**WORKING DATA:**
____________
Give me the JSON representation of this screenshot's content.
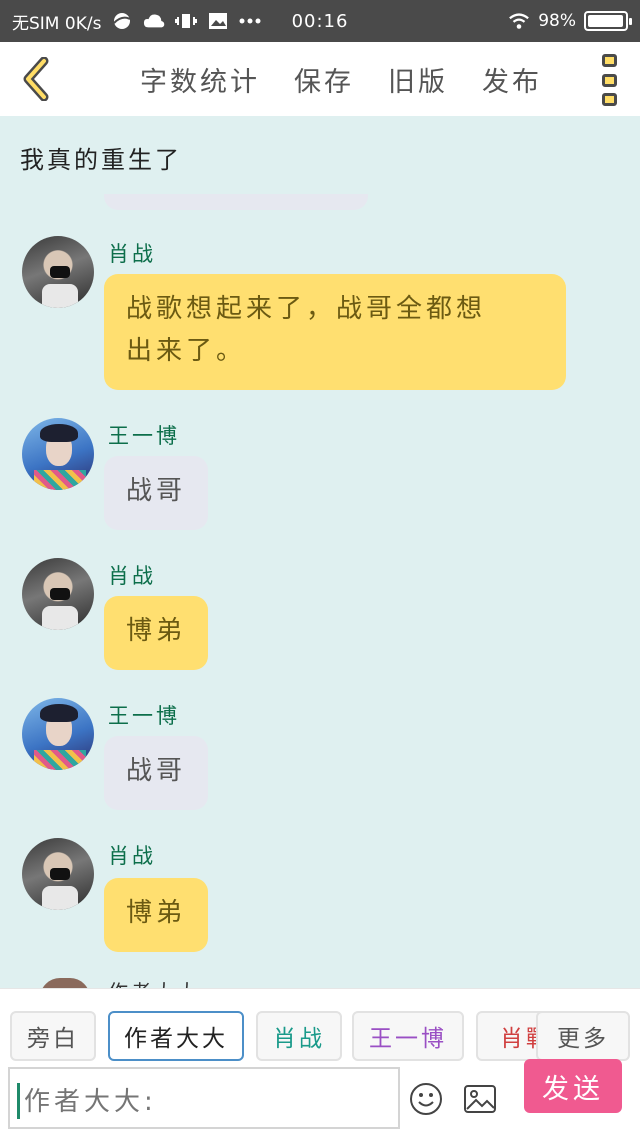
{
  "status_bar": {
    "carrier": "无SIM 0K/s",
    "time": "00:16",
    "battery": "98%",
    "battery_level": 0.98
  },
  "toolbar": {
    "word_count": "字数统计",
    "save": "保存",
    "old_version": "旧版",
    "publish": "发布"
  },
  "chat": {
    "title": "我真的重生了",
    "messages": [
      {
        "speaker": "肖战",
        "text_line1": "战歌想起来了，战哥全都想",
        "text_line2": "出来了。"
      },
      {
        "speaker": "王一博",
        "text": "战哥"
      },
      {
        "speaker": "肖战",
        "text": "博弟"
      },
      {
        "speaker": "王一博",
        "text": "战哥"
      },
      {
        "speaker": "肖战",
        "text": "博弟"
      }
    ],
    "partial_speaker": "作者大大"
  },
  "roles": [
    {
      "label": "旁白",
      "color": "#555555"
    },
    {
      "label": "作者大大",
      "color": "#222222"
    },
    {
      "label": "肖战",
      "color": "#1a9a8a"
    },
    {
      "label": "王一博",
      "color": "#9a4fc4"
    },
    {
      "label": "肖戰",
      "color": "#d04040"
    },
    {
      "label": "更多",
      "color": "#555555"
    }
  ],
  "input": {
    "placeholder": "作者大大:"
  },
  "send_label": "发送",
  "colors": {
    "background": "#dff0f0",
    "bubble_author": "#ffdf70",
    "bubble_other": "#e6e8f0",
    "send": "#f05a90",
    "speaker_name": "#0c6e4a"
  }
}
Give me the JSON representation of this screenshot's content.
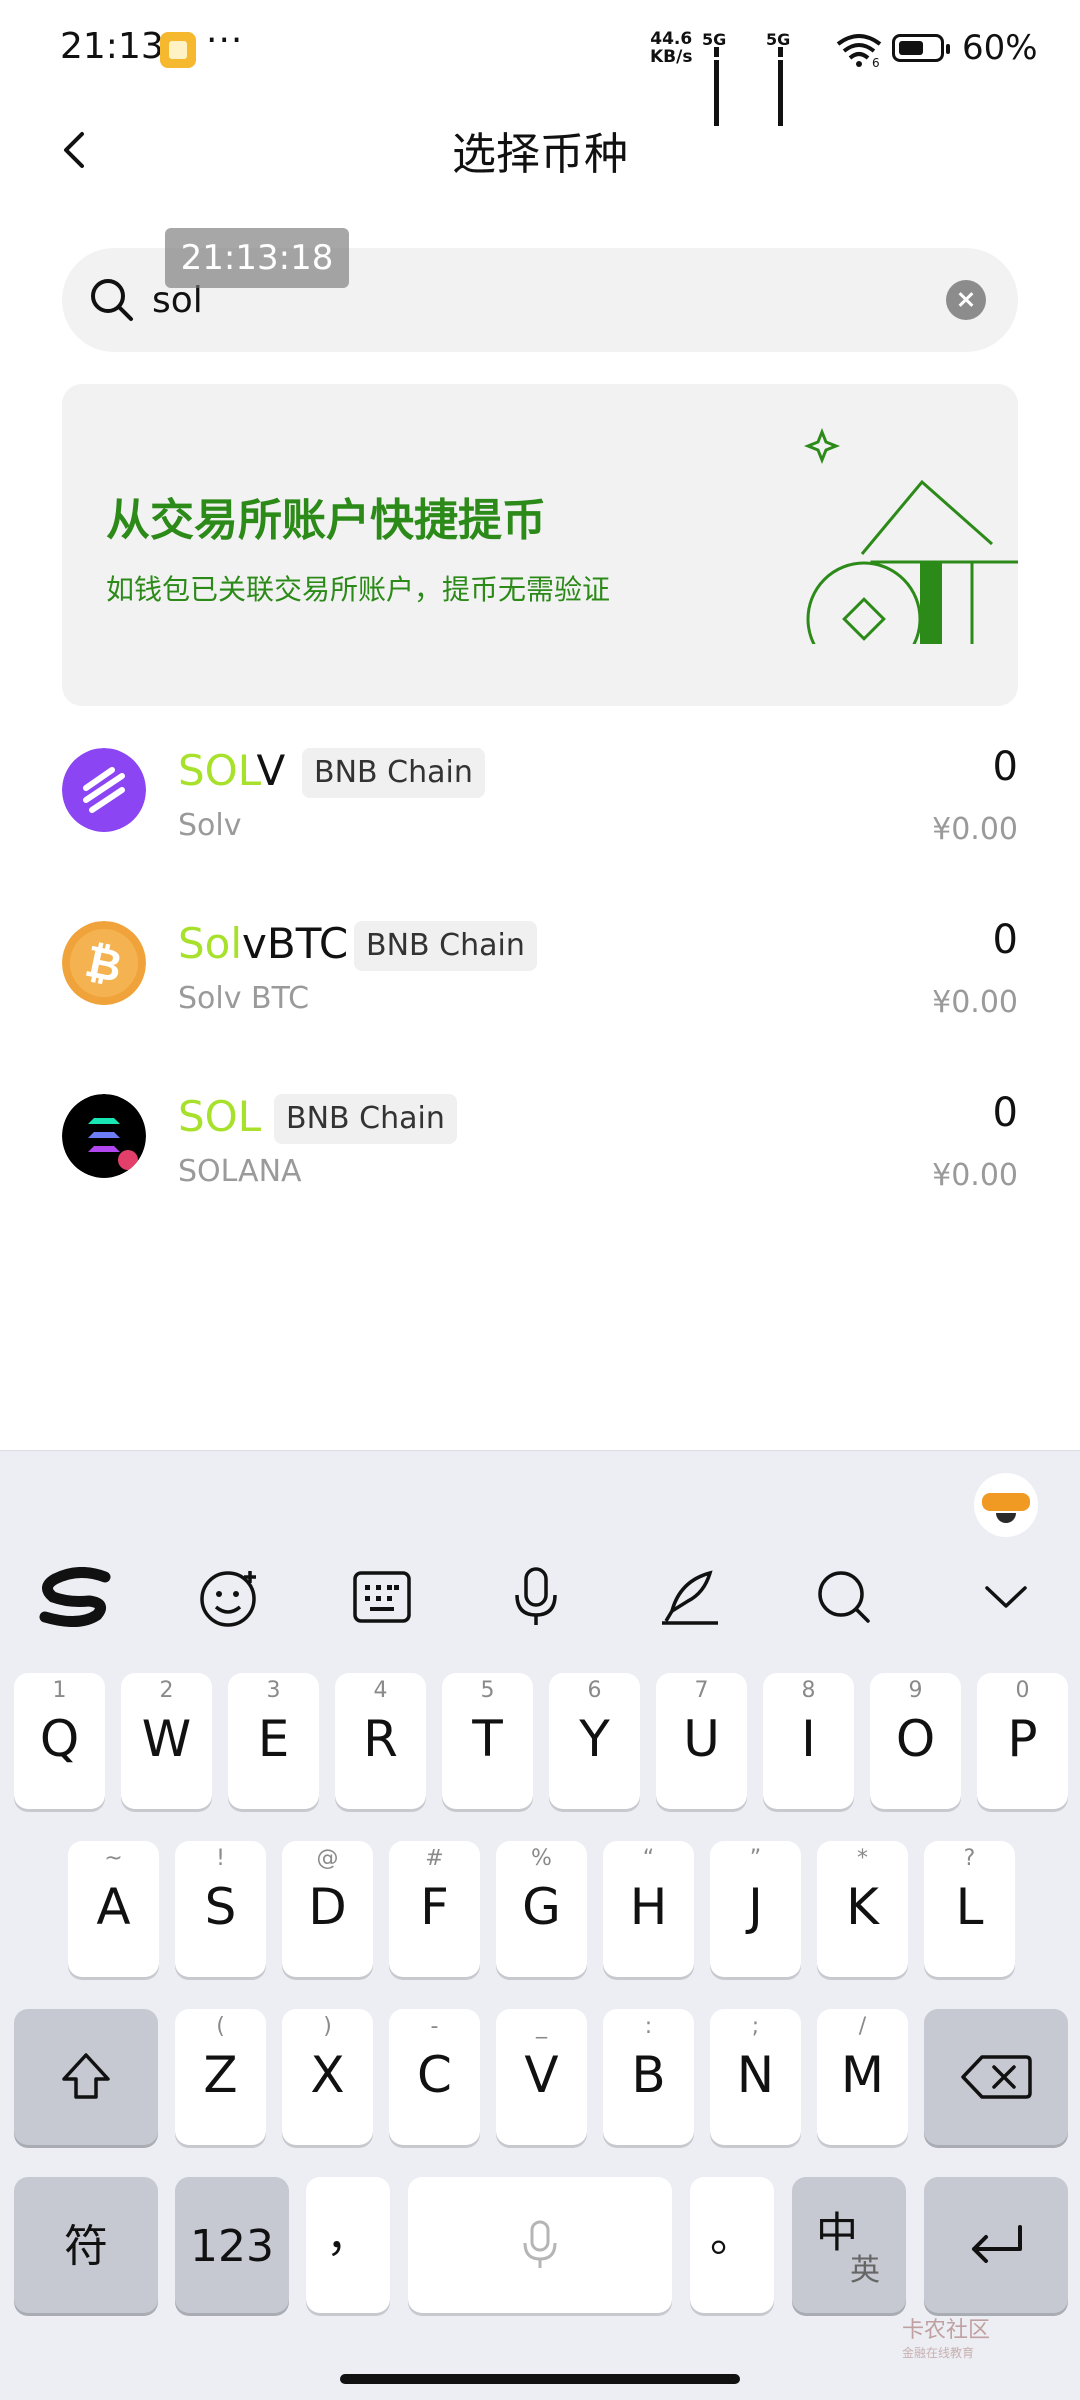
{
  "status_bar": {
    "time": "21:13",
    "more": "···",
    "net_rate_value": "44.6",
    "net_rate_unit": "KB/s",
    "signal1_label": "5G",
    "signal2_label": "5G",
    "wifi_badge": "6",
    "battery_percent": "60%",
    "battery_level": 0.6
  },
  "header": {
    "title": "选择币种"
  },
  "search": {
    "value": "sol",
    "placeholder": ""
  },
  "overlay_time": "21:13:18",
  "banner": {
    "title": "从交易所账户快捷提币",
    "subtitle": "如钱包已关联交易所账户，提币无需验证",
    "accent": "#2c8a19"
  },
  "tokens": [
    {
      "symbol_match": "SOL",
      "symbol_rest": "V",
      "chain": "BNB Chain",
      "name": "Solv",
      "amount": "0",
      "fiat": "¥0.00",
      "icon": "solv-token-icon"
    },
    {
      "symbol_match": "Sol",
      "symbol_rest": "vBTC",
      "chain": "BNB Chain",
      "name": "Solv BTC",
      "amount": "0",
      "fiat": "¥0.00",
      "icon": "bitcoin-token-icon"
    },
    {
      "symbol_match": "SOL",
      "symbol_rest": "",
      "chain": "BNB Chain",
      "name": "SOLANA",
      "amount": "0",
      "fiat": "¥0.00",
      "icon": "solana-token-icon"
    }
  ],
  "highlight_color": "#a7e12c",
  "keyboard": {
    "toolbar": [
      "sogou-logo-icon",
      "emoji-icon",
      "keyboard-icon",
      "microphone-icon",
      "handwriting-icon",
      "search-icon",
      "chevron-down-icon"
    ],
    "row1": [
      {
        "main": "Q",
        "hint": "1"
      },
      {
        "main": "W",
        "hint": "2"
      },
      {
        "main": "E",
        "hint": "3"
      },
      {
        "main": "R",
        "hint": "4"
      },
      {
        "main": "T",
        "hint": "5"
      },
      {
        "main": "Y",
        "hint": "6"
      },
      {
        "main": "U",
        "hint": "7"
      },
      {
        "main": "I",
        "hint": "8"
      },
      {
        "main": "O",
        "hint": "9"
      },
      {
        "main": "P",
        "hint": "0"
      }
    ],
    "row2": [
      {
        "main": "A",
        "hint": "~"
      },
      {
        "main": "S",
        "hint": "!"
      },
      {
        "main": "D",
        "hint": "@"
      },
      {
        "main": "F",
        "hint": "#"
      },
      {
        "main": "G",
        "hint": "%"
      },
      {
        "main": "H",
        "hint": "“"
      },
      {
        "main": "J",
        "hint": "”"
      },
      {
        "main": "K",
        "hint": "*"
      },
      {
        "main": "L",
        "hint": "?"
      }
    ],
    "row3": [
      {
        "main": "Z",
        "hint": "("
      },
      {
        "main": "X",
        "hint": ")"
      },
      {
        "main": "C",
        "hint": "-"
      },
      {
        "main": "V",
        "hint": "_"
      },
      {
        "main": "B",
        "hint": ":"
      },
      {
        "main": "N",
        "hint": ";"
      },
      {
        "main": "M",
        "hint": "/"
      }
    ],
    "symbols_key": "符",
    "numbers_key": "123",
    "comma_key": "，",
    "period_key": "。",
    "lang_key_main": "中",
    "lang_key_alt": "英"
  },
  "watermark": {
    "text": "卡农社区",
    "sub": "金融在线教育"
  }
}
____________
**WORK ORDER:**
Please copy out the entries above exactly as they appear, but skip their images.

**FINAL ANSWER:**
Give me the JSON representation of this screenshot's content.
{
  "status_bar": {
    "carrier": "无SIM 0K/s",
    "time": "00:16",
    "battery": "98%",
    "battery_level": 0.98
  },
  "toolbar": {
    "word_count": "字数统计",
    "save": "保存",
    "old_version": "旧版",
    "publish": "发布"
  },
  "chat": {
    "title": "我真的重生了",
    "messages": [
      {
        "speaker": "肖战",
        "text_line1": "战歌想起来了，战哥全都想",
        "text_line2": "出来了。"
      },
      {
        "speaker": "王一博",
        "text": "战哥"
      },
      {
        "speaker": "肖战",
        "text": "博弟"
      },
      {
        "speaker": "王一博",
        "text": "战哥"
      },
      {
        "speaker": "肖战",
        "text": "博弟"
      }
    ],
    "partial_speaker": "作者大大"
  },
  "roles": [
    {
      "label": "旁白",
      "color": "#555555"
    },
    {
      "label": "作者大大",
      "color": "#222222"
    },
    {
      "label": "肖战",
      "color": "#1a9a8a"
    },
    {
      "label": "王一博",
      "color": "#9a4fc4"
    },
    {
      "label": "肖戰",
      "color": "#d04040"
    },
    {
      "label": "更多",
      "color": "#555555"
    }
  ],
  "input": {
    "placeholder": "作者大大:"
  },
  "send_label": "发送",
  "colors": {
    "background": "#dff0f0",
    "bubble_author": "#ffdf70",
    "bubble_other": "#e6e8f0",
    "send": "#f05a90",
    "speaker_name": "#0c6e4a"
  }
}
Give me the JSON representation of this screenshot's content.
{
  "status_bar": {
    "time": "21:13",
    "more": "···",
    "net_rate_value": "44.6",
    "net_rate_unit": "KB/s",
    "signal1_label": "5G",
    "signal2_label": "5G",
    "wifi_badge": "6",
    "battery_percent": "60%",
    "battery_level": 0.6
  },
  "header": {
    "title": "选择币种"
  },
  "search": {
    "value": "sol",
    "placeholder": ""
  },
  "overlay_time": "21:13:18",
  "banner": {
    "title": "从交易所账户快捷提币",
    "subtitle": "如钱包已关联交易所账户，提币无需验证",
    "accent": "#2c8a19"
  },
  "tokens": [
    {
      "symbol_match": "SOL",
      "symbol_rest": "V",
      "chain": "BNB Chain",
      "name": "Solv",
      "amount": "0",
      "fiat": "¥0.00",
      "icon": "solv-token-icon"
    },
    {
      "symbol_match": "Sol",
      "symbol_rest": "vBTC",
      "chain": "BNB Chain",
      "name": "Solv BTC",
      "amount": "0",
      "fiat": "¥0.00",
      "icon": "bitcoin-token-icon"
    },
    {
      "symbol_match": "SOL",
      "symbol_rest": "",
      "chain": "BNB Chain",
      "name": "SOLANA",
      "amount": "0",
      "fiat": "¥0.00",
      "icon": "solana-token-icon"
    }
  ],
  "highlight_color": "#a7e12c",
  "keyboard": {
    "toolbar": [
      "sogou-logo-icon",
      "emoji-icon",
      "keyboard-icon",
      "microphone-icon",
      "handwriting-icon",
      "search-icon",
      "chevron-down-icon"
    ],
    "row1": [
      {
        "main": "Q",
        "hint": "1"
      },
      {
        "main": "W",
        "hint": "2"
      },
      {
        "main": "E",
        "hint": "3"
      },
      {
        "main": "R",
        "hint": "4"
      },
      {
        "main": "T",
        "hint": "5"
      },
      {
        "main": "Y",
        "hint": "6"
      },
      {
        "main": "U",
        "hint": "7"
      },
      {
        "main": "I",
        "hint": "8"
      },
      {
        "main": "O",
        "hint": "9"
      },
      {
        "main": "P",
        "hint": "0"
      }
    ],
    "row2": [
      {
        "main": "A",
        "hint": "~"
      },
      {
        "main": "S",
        "hint": "!"
      },
      {
        "main": "D",
        "hint": "@"
      },
      {
        "main": "F",
        "hint": "#"
      },
      {
        "main": "G",
        "hint": "%"
      },
      {
        "main": "H",
        "hint": "“"
      },
      {
        "main": "J",
        "hint": "”"
      },
      {
        "main": "K",
        "hint": "*"
      },
      {
        "main": "L",
        "hint": "?"
      }
    ],
    "row3": [
      {
        "main": "Z",
        "hint": "("
      },
      {
        "main": "X",
        "hint": ")"
      },
      {
        "main": "C",
        "hint": "-"
      },
      {
        "main": "V",
        "hint": "_"
      },
      {
        "main": "B",
        "hint": ":"
      },
      {
        "main": "N",
        "hint": ";"
      },
      {
        "main": "M",
        "hint": "/"
      }
    ],
    "symbols_key": "符",
    "numbers_key": "123",
    "comma_key": "，",
    "period_key": "。",
    "lang_key_main": "中",
    "lang_key_alt": "英"
  },
  "watermark": {
    "text": "卡农社区",
    "sub": "金融在线教育"
  }
}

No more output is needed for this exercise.